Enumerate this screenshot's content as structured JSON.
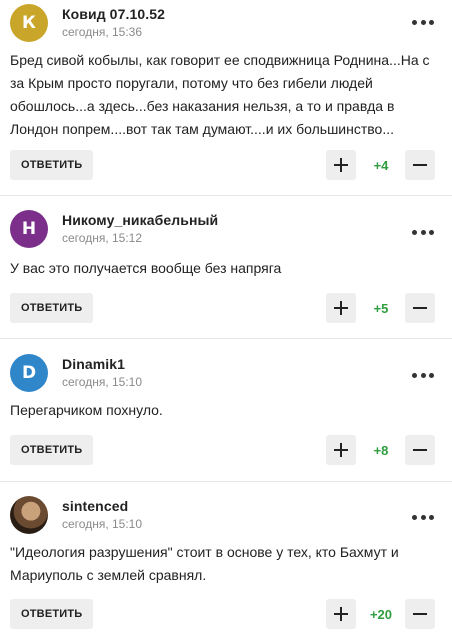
{
  "comments": [
    {
      "avatar_letter": "К",
      "avatar_color": "#c9a52a",
      "author": "Ковид 07.10.52",
      "time": "сегодня, 15:36",
      "text": "Бред сивой кобылы, как говорит ее сподвижница Роднина...На с за Крым просто поругали, потому что без гибели людей обошлось...а здесь...без наказания нельзя, а то и правда в Лондон попрем....вот так там думают....и их большинство...",
      "reply_label": "ОТВЕТИТЬ",
      "score": "+4"
    },
    {
      "avatar_letter": "Н",
      "avatar_color": "#7b2f8a",
      "author": "Никому_никабельный",
      "time": "сегодня, 15:12",
      "text": "У вас это получается вообще без напряга",
      "reply_label": "ОТВЕТИТЬ",
      "score": "+5"
    },
    {
      "avatar_letter": "D",
      "avatar_color": "#2f86c9",
      "author": "Dinamik1",
      "time": "сегодня, 15:10",
      "text": "Перегарчиком похнуло.",
      "reply_label": "ОТВЕТИТЬ",
      "score": "+8"
    },
    {
      "avatar_letter": "",
      "avatar_color": "#6b4a32",
      "author": "sintenced",
      "time": "сегодня, 15:10",
      "text": "\"Идеология разрушения\" стоит в основе у тех, кто Бахмут и Мариуполь с землей сравнял.",
      "reply_label": "ОТВЕТИТЬ",
      "score": "+20"
    }
  ],
  "icons": {
    "more": "more-dots-icon",
    "upvote": "plus-icon",
    "downvote": "minus-icon"
  },
  "colors": {
    "score_positive": "#2e9e3e",
    "button_bg": "#eeeeee"
  }
}
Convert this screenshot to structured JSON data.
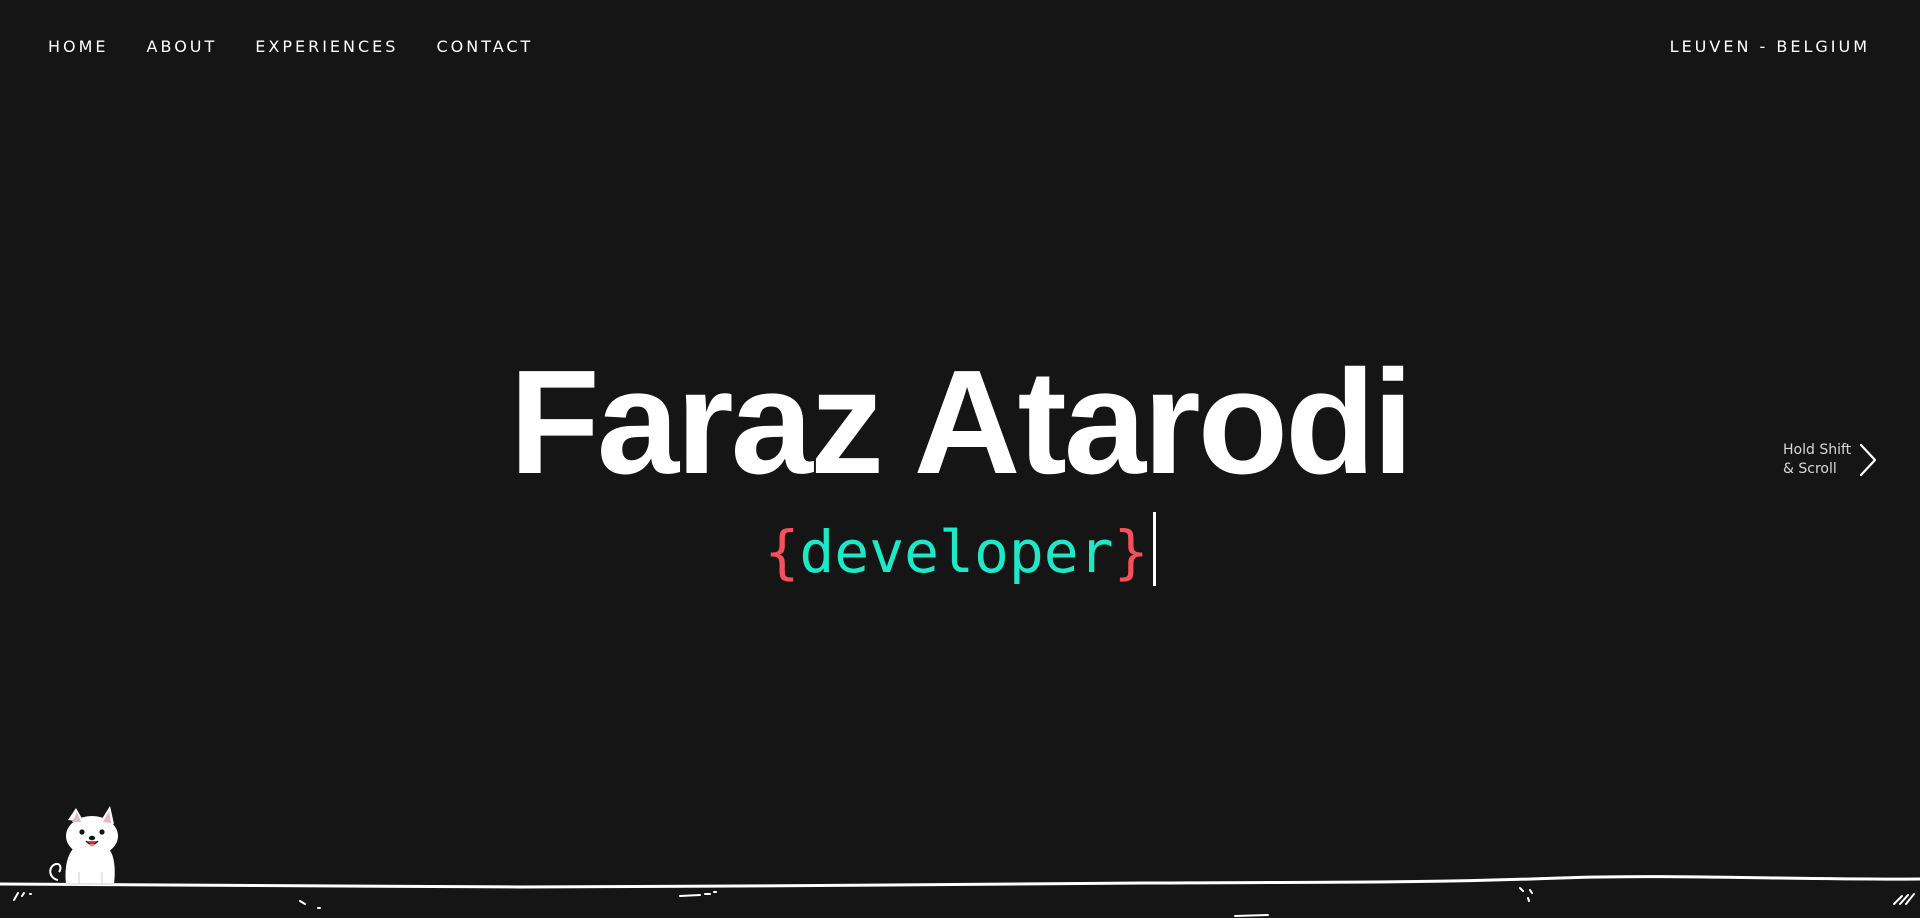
{
  "nav": {
    "items": [
      {
        "label": "HOME"
      },
      {
        "label": "ABOUT"
      },
      {
        "label": "EXPERIENCES"
      },
      {
        "label": "CONTACT"
      }
    ]
  },
  "location": "LEUVEN - BELGIUM",
  "hero": {
    "name": "Faraz Atarodi",
    "brace_open": "{",
    "role": "developer",
    "brace_close": "}"
  },
  "scroll_hint": {
    "line1": "Hold Shift",
    "line2": "& Scroll"
  },
  "icons": {
    "scroll_hint": "chevron-right-icon",
    "mascot": "dog-mascot"
  },
  "colors": {
    "background": "#151515",
    "text": "#ffffff",
    "brace": "#f6515b",
    "role": "#1ee8c8",
    "hint_text": "#d8d8d8"
  }
}
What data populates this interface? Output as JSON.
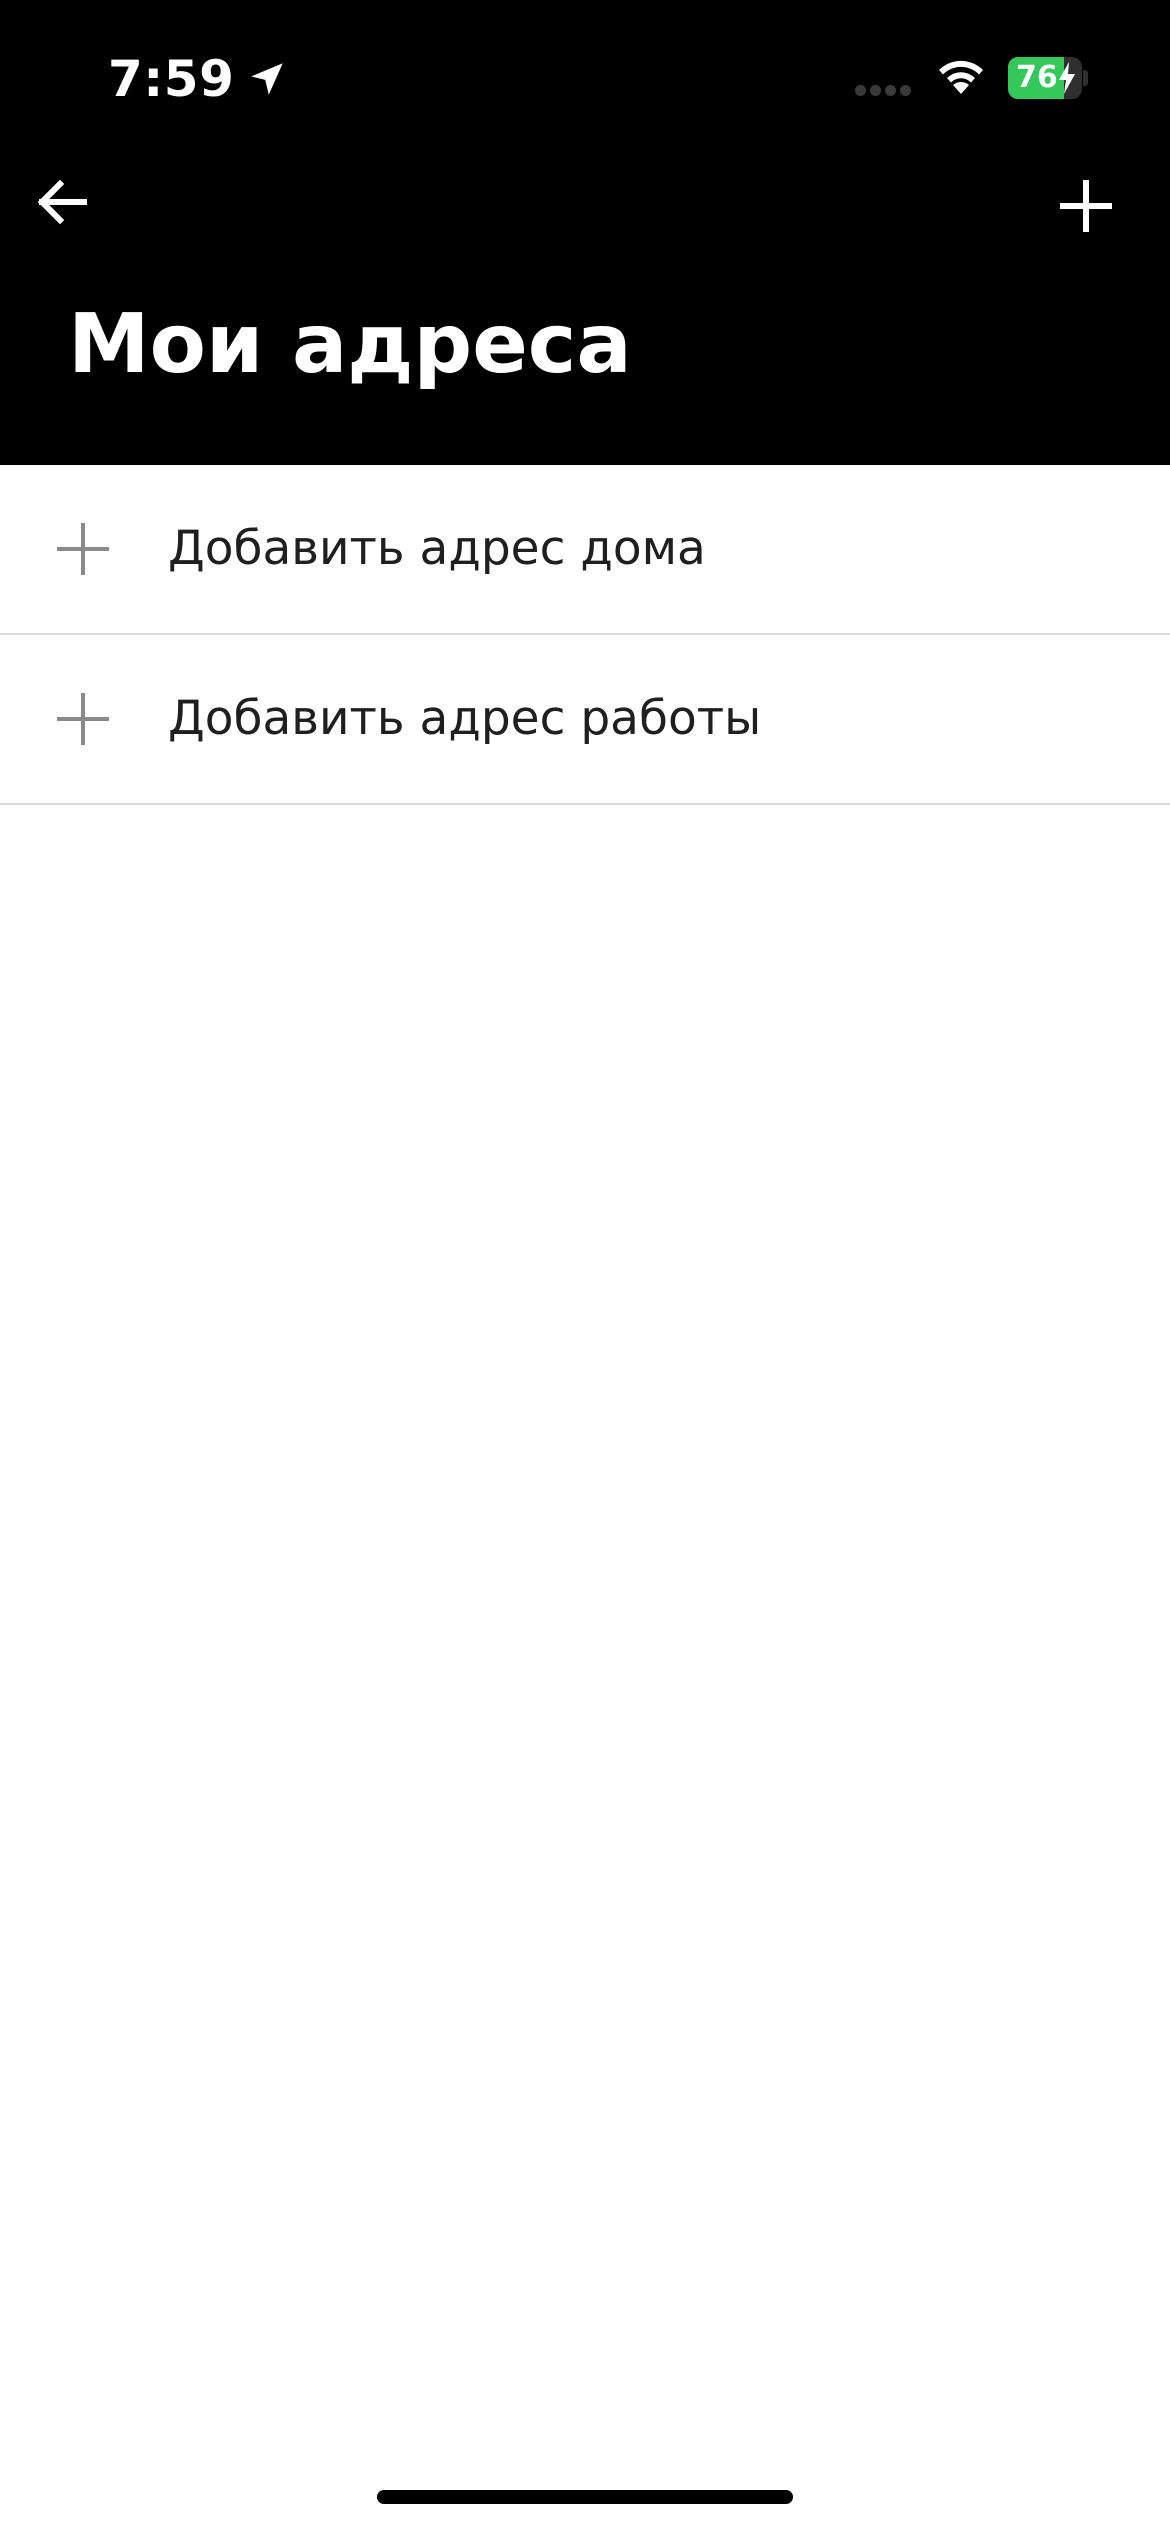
{
  "status_bar": {
    "time": "7:59",
    "battery_level": "76",
    "battery_fraction": 0.76,
    "battery_color": "#34c759"
  },
  "nav": {
    "back_icon": "arrow-left-icon",
    "add_icon": "plus-icon"
  },
  "page": {
    "title": "Мои адреса"
  },
  "addresses": [
    {
      "label": "Добавить адрес дома",
      "icon": "plus-icon"
    },
    {
      "label": "Добавить адрес работы",
      "icon": "plus-icon"
    }
  ]
}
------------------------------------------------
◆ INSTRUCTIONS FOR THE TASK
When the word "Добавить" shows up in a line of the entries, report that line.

◆ COMPLETED TASK
      "label": "Добавить адрес дома",
      "label": "Добавить адрес работы",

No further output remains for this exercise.